The Widow of Saint-Pierre
2000, R, 108 min. Directed by Patrice Leconte. Starring Juliette Binoche, Daniel Auteuil, Emir Kusturica, Philippe Magnan, Michel Duchaussoy.
REVIEWED By Kimberley Jones, Fri., April 6, 2001

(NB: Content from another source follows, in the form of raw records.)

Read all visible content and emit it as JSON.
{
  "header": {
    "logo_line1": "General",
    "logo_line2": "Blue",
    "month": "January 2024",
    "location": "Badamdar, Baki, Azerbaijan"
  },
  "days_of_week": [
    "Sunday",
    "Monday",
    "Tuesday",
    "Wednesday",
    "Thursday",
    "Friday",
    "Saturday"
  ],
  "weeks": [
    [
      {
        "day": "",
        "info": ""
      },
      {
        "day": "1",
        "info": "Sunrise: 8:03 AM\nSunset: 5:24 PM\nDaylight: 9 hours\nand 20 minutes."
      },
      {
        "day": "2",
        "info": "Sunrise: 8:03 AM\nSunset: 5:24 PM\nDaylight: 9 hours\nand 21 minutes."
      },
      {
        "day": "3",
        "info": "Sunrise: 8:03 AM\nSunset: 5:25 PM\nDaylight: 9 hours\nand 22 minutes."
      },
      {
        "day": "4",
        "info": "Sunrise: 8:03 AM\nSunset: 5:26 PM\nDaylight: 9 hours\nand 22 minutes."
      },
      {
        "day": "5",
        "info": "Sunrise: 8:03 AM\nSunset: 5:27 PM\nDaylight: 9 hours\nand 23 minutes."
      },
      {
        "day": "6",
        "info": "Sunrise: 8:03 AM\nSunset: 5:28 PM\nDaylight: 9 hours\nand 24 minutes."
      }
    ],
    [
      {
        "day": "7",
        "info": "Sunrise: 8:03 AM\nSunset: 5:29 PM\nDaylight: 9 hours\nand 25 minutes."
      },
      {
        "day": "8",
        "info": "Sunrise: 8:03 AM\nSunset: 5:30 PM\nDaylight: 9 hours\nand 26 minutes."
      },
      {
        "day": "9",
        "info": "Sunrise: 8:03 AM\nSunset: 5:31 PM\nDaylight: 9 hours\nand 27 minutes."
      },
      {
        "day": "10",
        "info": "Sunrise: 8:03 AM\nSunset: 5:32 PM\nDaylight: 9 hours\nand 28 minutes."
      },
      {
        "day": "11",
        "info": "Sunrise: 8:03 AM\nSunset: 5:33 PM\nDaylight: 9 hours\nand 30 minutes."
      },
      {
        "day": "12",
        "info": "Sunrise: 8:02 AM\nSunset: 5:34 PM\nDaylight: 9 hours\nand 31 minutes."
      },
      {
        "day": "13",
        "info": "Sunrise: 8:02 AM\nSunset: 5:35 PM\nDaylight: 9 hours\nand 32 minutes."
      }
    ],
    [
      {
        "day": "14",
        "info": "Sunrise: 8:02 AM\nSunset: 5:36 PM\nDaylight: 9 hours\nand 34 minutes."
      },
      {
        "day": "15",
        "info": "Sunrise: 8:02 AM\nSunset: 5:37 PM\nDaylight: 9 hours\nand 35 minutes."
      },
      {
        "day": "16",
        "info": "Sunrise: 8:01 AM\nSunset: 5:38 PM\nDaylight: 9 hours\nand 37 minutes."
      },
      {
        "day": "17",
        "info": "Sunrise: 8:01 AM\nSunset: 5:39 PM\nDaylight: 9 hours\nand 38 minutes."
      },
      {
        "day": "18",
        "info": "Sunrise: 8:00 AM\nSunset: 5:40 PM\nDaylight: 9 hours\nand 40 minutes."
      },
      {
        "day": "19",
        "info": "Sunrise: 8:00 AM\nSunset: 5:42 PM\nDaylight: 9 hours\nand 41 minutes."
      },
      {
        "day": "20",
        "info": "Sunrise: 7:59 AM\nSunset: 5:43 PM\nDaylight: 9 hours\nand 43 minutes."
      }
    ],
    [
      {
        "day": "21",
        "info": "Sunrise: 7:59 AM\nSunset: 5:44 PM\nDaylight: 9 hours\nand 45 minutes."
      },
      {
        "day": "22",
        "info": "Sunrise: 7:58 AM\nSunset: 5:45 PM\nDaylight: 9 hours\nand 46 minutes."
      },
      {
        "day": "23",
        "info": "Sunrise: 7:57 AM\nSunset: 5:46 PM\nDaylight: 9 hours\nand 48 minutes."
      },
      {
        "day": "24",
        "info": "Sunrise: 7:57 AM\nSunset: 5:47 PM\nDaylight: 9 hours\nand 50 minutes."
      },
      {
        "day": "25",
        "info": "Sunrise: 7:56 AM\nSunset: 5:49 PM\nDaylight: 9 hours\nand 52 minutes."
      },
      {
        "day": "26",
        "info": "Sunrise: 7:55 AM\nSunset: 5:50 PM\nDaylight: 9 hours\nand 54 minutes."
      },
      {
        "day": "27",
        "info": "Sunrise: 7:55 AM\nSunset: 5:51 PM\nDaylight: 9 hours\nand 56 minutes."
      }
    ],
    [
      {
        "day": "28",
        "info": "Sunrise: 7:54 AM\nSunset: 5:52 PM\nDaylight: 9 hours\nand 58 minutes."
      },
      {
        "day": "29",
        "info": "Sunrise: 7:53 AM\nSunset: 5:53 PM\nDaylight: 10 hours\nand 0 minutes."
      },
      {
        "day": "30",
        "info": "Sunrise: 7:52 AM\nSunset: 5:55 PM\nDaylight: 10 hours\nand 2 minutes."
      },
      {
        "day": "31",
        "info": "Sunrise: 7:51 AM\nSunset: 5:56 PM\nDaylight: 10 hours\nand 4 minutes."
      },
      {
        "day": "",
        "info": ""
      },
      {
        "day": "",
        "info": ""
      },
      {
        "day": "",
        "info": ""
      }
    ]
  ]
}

On a dreary, wind-ravaged island in 1859, an innocent man is killed by two sailors. Drunk silly, they jab a knife in him to determine whether he is fat or just big -- gras or gros. The two men are caught and speedily sentenced to death. But on the remote island of Saint-Pierre, a French colony off the coast of Newfoundland, there's no state-sanctified way to kill them. A long year passes in anticipation of a guillotine from the motherland, and in that year, one of the prisoners, Neel, undergoes an alarming transformation. Housed by the kind captain of the militia (Auteuil) and taken under the wing of the captain's wife, Madame La (Binoche), Neel goes from common criminal to stellar citizen. He does handiwork around the village, builds a greenhouse for Mme. La, learns to read, even saves a woman's life. He becomes a celebrated figure around Saint-Pierre, causing quite a quandary for the local powers-that-be: What happens when the man you sentence to die is no longer the man about to lose his head? The Widow of Saint-Pierre works best when it addresses issues like this, of self-betterment and state retribution. Firm in their conviction to see the sentence carried through to the end, the magistrates must find someone to serve as executioner. There are no local takers, so they have to ship someone in from a neighboring island, a desperate, pitiful man who becomes the town whipping boy. Mme. La forces him to confront Neel, to see the living, breathing head he will soon dismantle, and we see the executioner visibly waver. Everyone wavers in the face of Neel: the townspeople; Mme. La, a woman devoted to her husband yet willing to risk his career and his life to save a killer; the Captain, who would do anything to please his wife. Everyone wavers, that is, but Neel, the reformed man who nevertheless feels he deserves his sentence. These are fascinating contradictions, between lawlessness and the “justice” the law will dole out, and the film excels when it confronts these contradictions. Less compelling, however, is the murky love triangle that emerges between the three principals. Each actor does a fine job on his own, particularly Emir Kusturica, a writer/director from Sarajevo in his acting debut, as the man who killed and will be killed in recompense for his crime. Auteuil is strength and principle personified, crippled professionally by his immense love for Mme. La. And Binoche, as the woman caught in between, does here what she does best: muted, unendurable pain. But when combined, the individual fire of these three fizzles out; it's like they're reciting lines to each other rather than embodying these roles. The fault lies, I think, in the scripting of the characters (by Claude Faraldo). For all of their complexities, they're basically one-dimensional cutouts (each can easily be reduced to a phrase: the captain with a conscience, the wife with a bleeding heart, the criminal with a heart of gold). It's impossible to shake the feeling that these are merely actors -- albeit good ones -- dressed up in a costume drama, suffering theatrically under the weight of very big things. In theory, the very big things are what gets the blood pumping: tragic entanglements and huge, bewildering emotions. But these private traumas seem as wan-faced as the island's inhabitants who haven't seen the sun in eight months. And the inevitable, heartbreaking conclusion? More like a murmur than a break, it resonates so faintly with us. While the characters' personal dramas are powerful, their relationships to each other feel as disconnected as Neel's soon-to-be-lopped-off head.